The Toledo Crippled School opens with Nackie Wright as the teacher of six girls and two boys. This building was officially named Charles Feilbach School in 1924. Feilbach was a member of the TPS Board of Education and the Toledo Rotary who fought tirelessly to aid these students. A more permanent and accessible building - also bearing his name - was constructed behind Cherry School and opened in 1931.

Originally called South Side High (until formally being named Libbey High School), this building was erected to relieve overcrowding at Scott and Waite high schools. Situated on 35 acres with five full acres of floor space, the Old English style building was a landmark of the South End community until it was demolished in 2012.

First begun as a manual training school downtown in the old Toledo Central High School, Woodward High School opened in 1928 in Toledo's north end as a comprehensive high school. Named after Calvin M. Woodward, it remains the only TPS high school not named for a local Toledoan. Woodward was a pioneer in the manual training movement.
Ruby K. Crampton was elected to the Toledo Board of Education in 1932, becoming only the third female to hold that position since 1849. Crampton began teaching in TPS in 1921 at Scott High School, but became so frustrated with the educational direction of the district that she resigned and ran for a seat on the board. 
Enrollment at TPS tops 45,000 students; however, the Great Depression halts construction of much needed new schools as the district loses tax-based dollars. The Works Progress Administration (WPA), created by the federal government in 1935, helped offset this loss by providing funding, maintenance, and the construction of nine schools, including Old Orchard School.
Edward Leslie Bowsher becomes superintendent of TPS and serves in this capacity until 1958. To date, Bowsher is still the longest-serving superintendent in TPS history. 
Macomber Vocational High School opens. Named for Irving Macomber, a school board member from 1908 to 1913, it was said that the lights at Macomber were never turned off during World War II since many of the classes dealt directly with war production. Originally known as the Craftsmen, later the MacMen, the Macomber teams led the school to become a powerhouse in the athletic world.
Whitney Vocational  High School opens and is named after Harriet Whitney, the first female teacher in TPS in the 1830s. Garnet Thompson (pictured here), a long-time TPS vocational education teacher, fought vigorously along with parents for the creation of Whitney High School to provide equal education to women. It closed in 1991, along with Macomber, and was eventually demolished.
Emory Leverette, principal of Gunckel School, becomes the first African American administrator in TPS. The old Hamilton School on Manhattan Boulevard is renamed Leverette Junior High in 1980 in his honor.
Toledo Public Schools is the seventh largest employer in the City of Toledo, with enrollment topping 52,000 students. The district has 54 elementary schools and six traditional high schools, including Bowsher and Start, which both open this year. 
Adams Township is annexed by the City of Toledo. All Adams Township schools, including Rogers High School, become part of Toledo Public Schools.

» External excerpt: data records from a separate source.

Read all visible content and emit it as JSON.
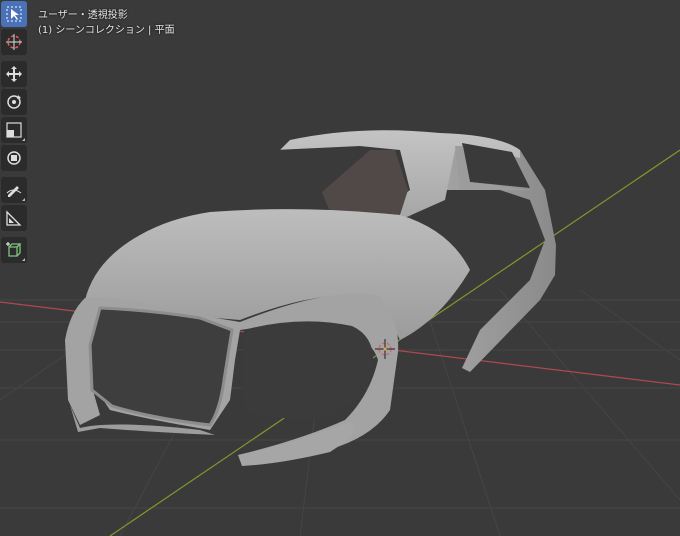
{
  "viewport": {
    "view_name": "ユーザー・透視投影",
    "collection_line": "(1) シーンコレクション | 平面"
  },
  "toolbar": {
    "tools": [
      {
        "name": "select-box",
        "icon": "cursor-arrow-icon",
        "active": true
      },
      {
        "name": "cursor",
        "icon": "3d-cursor-icon",
        "active": false
      },
      {
        "name": "move",
        "icon": "move-arrows-icon",
        "active": false
      },
      {
        "name": "rotate",
        "icon": "rotate-icon",
        "active": false
      },
      {
        "name": "scale",
        "icon": "scale-icon",
        "active": false
      },
      {
        "name": "transform",
        "icon": "transform-icon",
        "active": false
      },
      {
        "name": "annotate",
        "icon": "annotate-pencil-icon",
        "active": false
      },
      {
        "name": "measure",
        "icon": "measure-ruler-icon",
        "active": false
      },
      {
        "name": "add-cube",
        "icon": "add-cube-icon",
        "active": false
      }
    ]
  },
  "colors": {
    "background": "#3a3a3a",
    "grid": "#454545",
    "x_axis": "#b0494f",
    "y_axis": "#7f9a2e",
    "active_tool": "#4a72b8",
    "mesh": "#a9a9a9"
  }
}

Glendale School and Feilbach School, both built during the 1920s and in desparate need of new facilities, are combined to form the ideal educational setting for inclusion of physically impaired children into a regular environment.
Crystal Ellis becomes the first African American superintendent in TPS history.
Toledo Public Schools celebrates 150 years of educational excellence with an all-city schoolwide concert at the Toledo Museum of Art.